**WORK INSTRUCTION**
Whenever a line below includes the string "手机赚钱", show it.

[Component data from apps and pages]

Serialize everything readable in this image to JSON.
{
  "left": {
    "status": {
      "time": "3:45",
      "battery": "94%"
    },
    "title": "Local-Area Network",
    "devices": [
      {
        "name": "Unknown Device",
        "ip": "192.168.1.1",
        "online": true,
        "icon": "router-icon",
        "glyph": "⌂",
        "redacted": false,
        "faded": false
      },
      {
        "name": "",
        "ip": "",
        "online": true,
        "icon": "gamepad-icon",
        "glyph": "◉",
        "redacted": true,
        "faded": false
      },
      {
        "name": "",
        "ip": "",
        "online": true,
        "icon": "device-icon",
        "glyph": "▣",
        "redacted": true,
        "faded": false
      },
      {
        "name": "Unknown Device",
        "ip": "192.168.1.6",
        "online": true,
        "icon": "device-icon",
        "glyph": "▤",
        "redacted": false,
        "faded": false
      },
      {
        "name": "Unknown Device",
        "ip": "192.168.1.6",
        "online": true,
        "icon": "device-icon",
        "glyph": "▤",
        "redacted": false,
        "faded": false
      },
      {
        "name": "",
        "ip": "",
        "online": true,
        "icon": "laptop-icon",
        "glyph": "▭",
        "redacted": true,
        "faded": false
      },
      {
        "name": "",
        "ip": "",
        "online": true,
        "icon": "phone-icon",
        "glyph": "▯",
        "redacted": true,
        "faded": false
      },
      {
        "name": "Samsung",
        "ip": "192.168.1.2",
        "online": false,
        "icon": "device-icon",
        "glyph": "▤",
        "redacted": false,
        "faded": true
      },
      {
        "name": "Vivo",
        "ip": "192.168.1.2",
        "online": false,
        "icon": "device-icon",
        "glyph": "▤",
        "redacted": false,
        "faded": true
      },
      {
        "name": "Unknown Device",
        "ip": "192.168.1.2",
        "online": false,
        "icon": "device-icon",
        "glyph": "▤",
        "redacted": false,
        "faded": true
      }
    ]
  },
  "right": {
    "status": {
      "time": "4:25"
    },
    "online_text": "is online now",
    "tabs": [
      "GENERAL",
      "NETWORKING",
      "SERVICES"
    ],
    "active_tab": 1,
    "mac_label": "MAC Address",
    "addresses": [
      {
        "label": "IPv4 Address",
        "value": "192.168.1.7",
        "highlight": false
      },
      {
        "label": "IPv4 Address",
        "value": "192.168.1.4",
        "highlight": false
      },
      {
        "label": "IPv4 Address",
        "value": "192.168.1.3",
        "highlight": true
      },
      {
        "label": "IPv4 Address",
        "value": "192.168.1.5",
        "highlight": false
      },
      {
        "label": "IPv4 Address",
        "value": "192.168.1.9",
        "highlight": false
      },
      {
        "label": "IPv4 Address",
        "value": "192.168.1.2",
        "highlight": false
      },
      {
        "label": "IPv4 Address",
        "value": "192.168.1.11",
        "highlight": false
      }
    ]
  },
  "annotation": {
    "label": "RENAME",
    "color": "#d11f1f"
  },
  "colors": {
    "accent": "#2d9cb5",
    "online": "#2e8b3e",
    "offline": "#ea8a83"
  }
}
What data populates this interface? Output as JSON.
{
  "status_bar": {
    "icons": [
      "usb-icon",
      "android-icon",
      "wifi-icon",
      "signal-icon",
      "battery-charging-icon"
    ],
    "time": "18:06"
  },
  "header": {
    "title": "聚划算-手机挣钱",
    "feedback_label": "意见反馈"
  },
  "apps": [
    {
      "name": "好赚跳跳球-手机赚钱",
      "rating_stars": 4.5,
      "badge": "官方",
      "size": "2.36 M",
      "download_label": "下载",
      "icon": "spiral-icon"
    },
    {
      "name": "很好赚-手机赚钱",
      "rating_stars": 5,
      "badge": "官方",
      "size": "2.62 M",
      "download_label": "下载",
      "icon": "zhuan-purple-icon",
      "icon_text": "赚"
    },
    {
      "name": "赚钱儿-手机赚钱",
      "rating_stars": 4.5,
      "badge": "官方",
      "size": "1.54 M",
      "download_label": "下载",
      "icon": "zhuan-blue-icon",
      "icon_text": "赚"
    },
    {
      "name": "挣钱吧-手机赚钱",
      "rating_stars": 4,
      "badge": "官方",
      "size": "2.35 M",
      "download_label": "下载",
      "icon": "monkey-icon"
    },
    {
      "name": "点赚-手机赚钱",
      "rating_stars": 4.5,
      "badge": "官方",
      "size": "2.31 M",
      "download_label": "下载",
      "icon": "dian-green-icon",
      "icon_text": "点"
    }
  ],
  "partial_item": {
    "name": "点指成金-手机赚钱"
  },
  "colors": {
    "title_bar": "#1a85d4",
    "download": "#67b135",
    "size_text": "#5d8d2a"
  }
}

**RESPONSE TO THE EXERCISE**
      "name": "好赚跳跳球-手机赚钱",
      "name": "很好赚-手机赚钱",
      "name": "赚钱儿-手机赚钱",
      "name": "挣钱吧-手机赚钱",
      "name": "点赚-手机赚钱",
    "name": "点指成金-手机赚钱"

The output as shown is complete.